My lunch with Andy
During a quiet noon hour at Panama’s, Andy Holcombe took a seat in the alcove table near the entrance. He ordered a Coke; asked if Pepsi was OK, he ordered iced tea, after making sure it had no stealth sweetness or flavoring.
The server described the specials: prime-rib sandwich, tahini burger. Are those truly specials, or menu items priced 50 cents cheaper today? A couple other questions followed; sufficiently informed, he ordered the classic burger, then slid into other discussion.
Chico’s mayor isn’t a particularly fussy eater (and he even accepted a Pepsi because they’d run out of tea). He’s a lawyer—detail-oriented, careful with words, concerned about procedures and predisposed to getting pertinent facts before drawing a conclusion.

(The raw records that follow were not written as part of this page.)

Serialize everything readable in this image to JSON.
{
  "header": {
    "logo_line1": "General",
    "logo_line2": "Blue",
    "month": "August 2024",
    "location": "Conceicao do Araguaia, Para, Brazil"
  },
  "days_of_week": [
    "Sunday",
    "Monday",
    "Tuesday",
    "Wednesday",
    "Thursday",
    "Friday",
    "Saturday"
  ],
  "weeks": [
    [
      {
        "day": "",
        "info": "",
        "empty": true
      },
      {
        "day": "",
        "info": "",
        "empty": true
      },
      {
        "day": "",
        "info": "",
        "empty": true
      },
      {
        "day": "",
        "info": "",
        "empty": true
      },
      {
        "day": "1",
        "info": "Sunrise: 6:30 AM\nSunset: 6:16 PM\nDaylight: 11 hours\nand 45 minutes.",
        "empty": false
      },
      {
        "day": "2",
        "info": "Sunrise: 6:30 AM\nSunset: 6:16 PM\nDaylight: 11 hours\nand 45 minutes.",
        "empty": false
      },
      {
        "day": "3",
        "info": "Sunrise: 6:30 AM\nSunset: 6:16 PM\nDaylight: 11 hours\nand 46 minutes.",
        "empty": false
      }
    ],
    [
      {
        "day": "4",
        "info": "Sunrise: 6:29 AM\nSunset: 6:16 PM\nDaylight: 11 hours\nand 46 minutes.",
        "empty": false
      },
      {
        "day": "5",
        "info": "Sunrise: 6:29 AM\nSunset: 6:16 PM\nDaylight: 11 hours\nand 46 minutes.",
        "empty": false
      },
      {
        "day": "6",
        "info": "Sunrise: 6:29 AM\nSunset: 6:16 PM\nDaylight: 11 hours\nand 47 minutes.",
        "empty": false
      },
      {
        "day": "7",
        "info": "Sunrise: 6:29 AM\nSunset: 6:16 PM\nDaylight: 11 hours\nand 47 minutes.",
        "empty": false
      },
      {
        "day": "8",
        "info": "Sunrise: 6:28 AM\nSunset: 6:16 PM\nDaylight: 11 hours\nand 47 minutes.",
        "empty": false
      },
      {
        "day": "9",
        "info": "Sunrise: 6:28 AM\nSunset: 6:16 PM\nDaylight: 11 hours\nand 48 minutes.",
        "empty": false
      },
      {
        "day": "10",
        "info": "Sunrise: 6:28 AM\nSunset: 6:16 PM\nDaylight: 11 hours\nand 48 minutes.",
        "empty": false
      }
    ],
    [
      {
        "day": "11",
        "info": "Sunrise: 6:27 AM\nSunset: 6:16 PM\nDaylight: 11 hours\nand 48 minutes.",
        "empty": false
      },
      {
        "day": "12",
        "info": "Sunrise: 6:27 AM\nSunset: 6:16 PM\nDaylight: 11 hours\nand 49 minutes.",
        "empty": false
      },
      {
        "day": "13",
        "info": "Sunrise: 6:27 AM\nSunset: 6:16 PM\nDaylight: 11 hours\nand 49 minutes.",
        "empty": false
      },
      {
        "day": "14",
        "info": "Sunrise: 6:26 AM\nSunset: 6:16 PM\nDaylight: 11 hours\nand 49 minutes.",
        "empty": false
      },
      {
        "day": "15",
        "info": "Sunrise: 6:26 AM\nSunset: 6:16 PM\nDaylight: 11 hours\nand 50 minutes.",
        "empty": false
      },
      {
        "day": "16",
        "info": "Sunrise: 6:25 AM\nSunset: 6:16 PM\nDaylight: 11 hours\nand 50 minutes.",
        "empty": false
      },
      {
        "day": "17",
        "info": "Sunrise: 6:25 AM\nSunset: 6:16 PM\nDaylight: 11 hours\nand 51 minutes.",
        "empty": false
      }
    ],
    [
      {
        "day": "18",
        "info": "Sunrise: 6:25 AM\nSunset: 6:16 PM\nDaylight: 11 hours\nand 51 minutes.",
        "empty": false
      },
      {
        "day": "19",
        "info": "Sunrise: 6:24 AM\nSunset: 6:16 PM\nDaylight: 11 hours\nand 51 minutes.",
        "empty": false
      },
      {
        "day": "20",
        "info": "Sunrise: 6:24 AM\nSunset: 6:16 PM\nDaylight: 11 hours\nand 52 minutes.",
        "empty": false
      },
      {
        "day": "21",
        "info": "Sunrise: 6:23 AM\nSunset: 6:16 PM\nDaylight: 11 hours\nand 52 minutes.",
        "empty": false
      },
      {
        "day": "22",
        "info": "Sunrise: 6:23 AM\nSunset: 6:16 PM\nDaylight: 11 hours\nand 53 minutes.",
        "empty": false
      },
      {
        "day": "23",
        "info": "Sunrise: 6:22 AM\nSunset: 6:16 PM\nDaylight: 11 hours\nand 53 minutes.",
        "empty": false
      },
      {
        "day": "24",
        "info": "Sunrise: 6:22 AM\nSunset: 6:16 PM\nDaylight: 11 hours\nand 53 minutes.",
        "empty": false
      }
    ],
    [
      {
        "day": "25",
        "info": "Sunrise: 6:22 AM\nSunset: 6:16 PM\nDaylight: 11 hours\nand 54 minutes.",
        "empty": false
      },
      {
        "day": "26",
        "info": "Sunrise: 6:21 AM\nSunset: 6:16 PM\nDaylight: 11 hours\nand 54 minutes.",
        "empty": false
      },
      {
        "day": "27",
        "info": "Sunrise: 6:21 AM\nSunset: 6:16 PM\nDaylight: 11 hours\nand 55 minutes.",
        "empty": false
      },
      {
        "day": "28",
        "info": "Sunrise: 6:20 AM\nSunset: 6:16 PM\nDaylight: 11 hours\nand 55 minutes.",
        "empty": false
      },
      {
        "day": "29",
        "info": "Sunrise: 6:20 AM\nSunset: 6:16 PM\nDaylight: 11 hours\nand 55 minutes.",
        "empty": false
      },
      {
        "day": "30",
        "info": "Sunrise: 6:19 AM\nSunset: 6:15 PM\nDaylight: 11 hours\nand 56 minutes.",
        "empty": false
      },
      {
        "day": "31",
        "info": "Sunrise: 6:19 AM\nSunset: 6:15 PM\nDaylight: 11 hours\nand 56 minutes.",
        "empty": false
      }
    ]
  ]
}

Holcombe spent two years as the council’s voice of legal reason before his peers elected him mayor. He sets agendas and runs meetings along with cutting ribbons and welcoming eventgoers. It’s actually a bigger job than it sounds.
“I feel comfortable,” he said, “but I’m definitely still learning. It’s much more of a full-time job than I realized. You’re always ‘on’ as mayor. That’s not a bad thing, but I haven’t completely integrated it in my day-to-day reality.”
Even more than before, “I have to be up on the issues”—and he explained his views on some of the big ones, interrupted only by a burger break.
The “Gold Line": Vice Mayor Ann Schwab sparked citywide discussion by proposing a construction boundary to protect the foothills in the way the Greenline protects ag land. “I like the idea on a certain philosophical level,” Holcombe said, “but as a matter of practicality …”
Hold tight, Andyites, he hasn’t abandoned you: “There’s a lot more to the Gold Line and ‘viewshed’ than view,” he continued. “If you focus on the ‘shed’ part—watershed and environmental sensitivity—that certainly merits careful attention on a project-by-project basis.”
Homelessness: As chairman of the Greater Chico Homeless Task Force, Holcombe spearheaded recent talks about a homeless camp in Chico. Yet, interestingly, he doesn’t plan to put homelessness on the council’s front burner because “I see that more as a community issue than a city government issue.”
As such, “I’d like to use my energy to get the community to respond, including the buy-in of the homeless.”
Wal-Mart: OK, Andyites, brace yourselves again—Holcombe doesn’t have a reflex reaction to a new supercenter proposed for north Chico, in an area he sees poised for wholesale growth.
“If that’s correct, the Wal-Mart question to be answered is, if there’s supposed to be retail and commercial growth, then why not Wal-Mart as part of that retail growth mix? I know there are opinions about that…. As a lawyer as well as a citizen who cares, this sort of debate is interesting and a planning challenge.”
Moments later, Chico’s caring-lawyer mayor paid his share of the bill, said farewell and headed off for a meeting—leaving no leftovers but plenty of food for thought.